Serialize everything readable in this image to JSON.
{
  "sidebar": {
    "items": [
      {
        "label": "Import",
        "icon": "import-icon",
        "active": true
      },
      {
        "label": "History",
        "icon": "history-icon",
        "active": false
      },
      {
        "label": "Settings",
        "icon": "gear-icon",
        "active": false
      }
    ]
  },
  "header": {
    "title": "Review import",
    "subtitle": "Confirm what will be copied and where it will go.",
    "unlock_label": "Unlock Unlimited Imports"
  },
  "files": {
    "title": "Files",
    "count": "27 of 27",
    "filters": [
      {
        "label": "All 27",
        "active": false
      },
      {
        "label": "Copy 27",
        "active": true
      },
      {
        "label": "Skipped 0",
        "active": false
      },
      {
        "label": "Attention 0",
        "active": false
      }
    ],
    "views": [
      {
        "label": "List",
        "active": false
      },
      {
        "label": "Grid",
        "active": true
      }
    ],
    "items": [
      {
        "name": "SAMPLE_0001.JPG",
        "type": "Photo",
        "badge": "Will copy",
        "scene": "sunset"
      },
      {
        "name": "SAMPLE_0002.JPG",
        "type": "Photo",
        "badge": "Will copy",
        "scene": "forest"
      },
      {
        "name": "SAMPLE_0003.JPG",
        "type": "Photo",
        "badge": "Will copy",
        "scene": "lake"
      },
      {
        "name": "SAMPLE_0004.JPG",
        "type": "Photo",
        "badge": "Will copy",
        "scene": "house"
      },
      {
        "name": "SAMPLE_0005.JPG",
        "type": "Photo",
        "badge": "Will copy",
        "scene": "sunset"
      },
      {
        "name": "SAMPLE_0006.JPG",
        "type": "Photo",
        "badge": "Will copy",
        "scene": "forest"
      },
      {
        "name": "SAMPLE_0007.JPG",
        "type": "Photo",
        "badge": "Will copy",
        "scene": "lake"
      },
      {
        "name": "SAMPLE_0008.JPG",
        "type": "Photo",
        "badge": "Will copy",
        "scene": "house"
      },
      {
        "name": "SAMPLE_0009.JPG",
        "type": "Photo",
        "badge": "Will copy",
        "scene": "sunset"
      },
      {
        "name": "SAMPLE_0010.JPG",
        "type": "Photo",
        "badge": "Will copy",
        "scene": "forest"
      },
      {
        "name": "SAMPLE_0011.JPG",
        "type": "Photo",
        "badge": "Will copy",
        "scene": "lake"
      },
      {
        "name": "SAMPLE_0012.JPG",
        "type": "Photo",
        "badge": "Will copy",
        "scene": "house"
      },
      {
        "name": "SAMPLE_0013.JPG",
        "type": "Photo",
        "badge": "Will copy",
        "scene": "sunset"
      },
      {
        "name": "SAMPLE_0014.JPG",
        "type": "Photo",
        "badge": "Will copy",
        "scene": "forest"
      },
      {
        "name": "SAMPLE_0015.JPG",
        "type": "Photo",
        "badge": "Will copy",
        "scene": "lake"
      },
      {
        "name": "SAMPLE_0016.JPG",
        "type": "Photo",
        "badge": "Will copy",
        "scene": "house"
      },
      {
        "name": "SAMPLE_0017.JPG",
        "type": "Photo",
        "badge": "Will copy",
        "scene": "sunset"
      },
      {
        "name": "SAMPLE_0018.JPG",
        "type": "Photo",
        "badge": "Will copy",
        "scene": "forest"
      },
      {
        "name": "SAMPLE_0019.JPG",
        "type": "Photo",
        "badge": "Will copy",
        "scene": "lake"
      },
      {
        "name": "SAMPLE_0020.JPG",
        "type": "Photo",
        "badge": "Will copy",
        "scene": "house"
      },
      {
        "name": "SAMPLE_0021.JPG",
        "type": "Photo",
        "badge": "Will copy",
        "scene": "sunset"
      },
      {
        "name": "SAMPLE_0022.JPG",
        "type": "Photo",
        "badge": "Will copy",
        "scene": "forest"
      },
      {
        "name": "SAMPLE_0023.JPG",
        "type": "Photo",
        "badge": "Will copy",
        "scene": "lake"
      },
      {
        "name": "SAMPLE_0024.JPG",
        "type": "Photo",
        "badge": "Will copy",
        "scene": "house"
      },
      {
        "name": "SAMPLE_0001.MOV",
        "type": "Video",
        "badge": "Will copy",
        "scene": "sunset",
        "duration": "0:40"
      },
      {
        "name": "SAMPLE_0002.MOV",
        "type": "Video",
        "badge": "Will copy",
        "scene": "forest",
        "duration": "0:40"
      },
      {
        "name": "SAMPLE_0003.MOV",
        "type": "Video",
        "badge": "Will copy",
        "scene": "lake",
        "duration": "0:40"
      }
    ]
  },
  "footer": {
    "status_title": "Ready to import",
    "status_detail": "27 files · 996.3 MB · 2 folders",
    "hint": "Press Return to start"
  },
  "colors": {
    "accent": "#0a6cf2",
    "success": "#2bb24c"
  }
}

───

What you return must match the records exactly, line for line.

(Answer below):
Serialize everything readable in this image to JSON.
{
  "sidebar": {
    "items": [
      {
        "label": "Import",
        "icon": "import-icon",
        "active": true
      },
      {
        "label": "History",
        "icon": "history-icon",
        "active": false
      },
      {
        "label": "Settings",
        "icon": "gear-icon",
        "active": false
      }
    ]
  },
  "header": {
    "title": "Review import",
    "subtitle": "Confirm what will be copied and where it will go.",
    "unlock_label": "Unlock Unlimited Imports"
  },
  "files": {
    "title": "Files",
    "count": "27 of 27",
    "filters": [
      {
        "label": "All 27",
        "active": false
      },
      {
        "label": "Copy 27",
        "active": true
      },
      {
        "label": "Skipped 0",
        "active": false
      },
      {
        "label": "Attention 0",
        "active": false
      }
    ],
    "views": [
      {
        "label": "List",
        "active": false
      },
      {
        "label": "Grid",
        "active": true
      }
    ],
    "items": [
      {
        "name": "SAMPLE_0001.JPG",
        "type": "Photo",
        "badge": "Will copy",
        "scene": "sunset"
      },
      {
        "name": "SAMPLE_0002.JPG",
        "type": "Photo",
        "badge": "Will copy",
        "scene": "forest"
      },
      {
        "name": "SAMPLE_0003.JPG",
        "type": "Photo",
        "badge": "Will copy",
        "scene": "lake"
      },
      {
        "name": "SAMPLE_0004.JPG",
        "type": "Photo",
        "badge": "Will copy",
        "scene": "house"
      },
      {
        "name": "SAMPLE_0005.JPG",
        "type": "Photo",
        "badge": "Will copy",
        "scene": "sunset"
      },
      {
        "name": "SAMPLE_0006.JPG",
        "type": "Photo",
        "badge": "Will copy",
        "scene": "forest"
      },
      {
        "name": "SAMPLE_0007.JPG",
        "type": "Photo",
        "badge": "Will copy",
        "scene": "lake"
      },
      {
        "name": "SAMPLE_0008.JPG",
        "type": "Photo",
        "badge": "Will copy",
        "scene": "house"
      },
      {
        "name": "SAMPLE_0009.JPG",
        "type": "Photo",
        "badge": "Will copy",
        "scene": "sunset"
      },
      {
        "name": "SAMPLE_0010.JPG",
        "type": "Photo",
        "badge": "Will copy",
        "scene": "forest"
      },
      {
        "name": "SAMPLE_0011.JPG",
        "type": "Photo",
        "badge": "Will copy",
        "scene": "lake"
      },
      {
        "name": "SAMPLE_0012.JPG",
        "type": "Photo",
        "badge": "Will copy",
        "scene": "house"
      },
      {
        "name": "SAMPLE_0013.JPG",
        "type": "Photo",
        "badge": "Will copy",
        "scene": "sunset"
      },
      {
        "name": "SAMPLE_0014.JPG",
        "type": "Photo",
        "badge": "Will copy",
        "scene": "forest"
      },
      {
        "name": "SAMPLE_0015.JPG",
        "type": "Photo",
        "badge": "Will copy",
        "scene": "lake"
      },
      {
        "name": "SAMPLE_0016.JPG",
        "type": "Photo",
        "badge": "Will copy",
        "scene": "house"
      },
      {
        "name": "SAMPLE_0017.JPG",
        "type": "Photo",
        "badge": "Will copy",
        "scene": "sunset"
      },
      {
        "name": "SAMPLE_0018.JPG",
        "type": "Photo",
        "badge": "Will copy",
        "scene": "forest"
      },
      {
        "name": "SAMPLE_0019.JPG",
        "type": "Photo",
        "badge": "Will copy",
        "scene": "lake"
      },
      {
        "name": "SAMPLE_0020.JPG",
        "type": "Photo",
        "badge": "Will copy",
        "scene": "house"
      },
      {
        "name": "SAMPLE_0021.JPG",
        "type": "Photo",
        "badge": "Will copy",
        "scene": "sunset"
      },
      {
        "name": "SAMPLE_0022.JPG",
        "type": "Photo",
        "badge": "Will copy",
        "scene": "forest"
      },
      {
        "name": "SAMPLE_0023.JPG",
        "type": "Photo",
        "badge": "Will copy",
        "scene": "lake"
      },
      {
        "name": "SAMPLE_0024.JPG",
        "type": "Photo",
        "badge": "Will copy",
        "scene": "house"
      },
      {
        "name": "SAMPLE_0001.MOV",
        "type": "Video",
        "badge": "Will copy",
        "scene": "sunset",
        "duration": "0:40"
      },
      {
        "name": "SAMPLE_0002.MOV",
        "type": "Video",
        "badge": "Will copy",
        "scene": "forest",
        "duration": "0:40"
      },
      {
        "name": "SAMPLE_0003.MOV",
        "type": "Video",
        "badge": "Will copy",
        "scene": "lake",
        "duration": "0:40"
      }
    ]
  },
  "footer": {
    "status_title": "Ready to import",
    "status_detail": "27 files · 996.3 MB · 2 folders",
    "hint": "Press Return to start"
  },
  "colors": {
    "accent": "#0a6cf2",
    "success": "#2bb24c"
  }
}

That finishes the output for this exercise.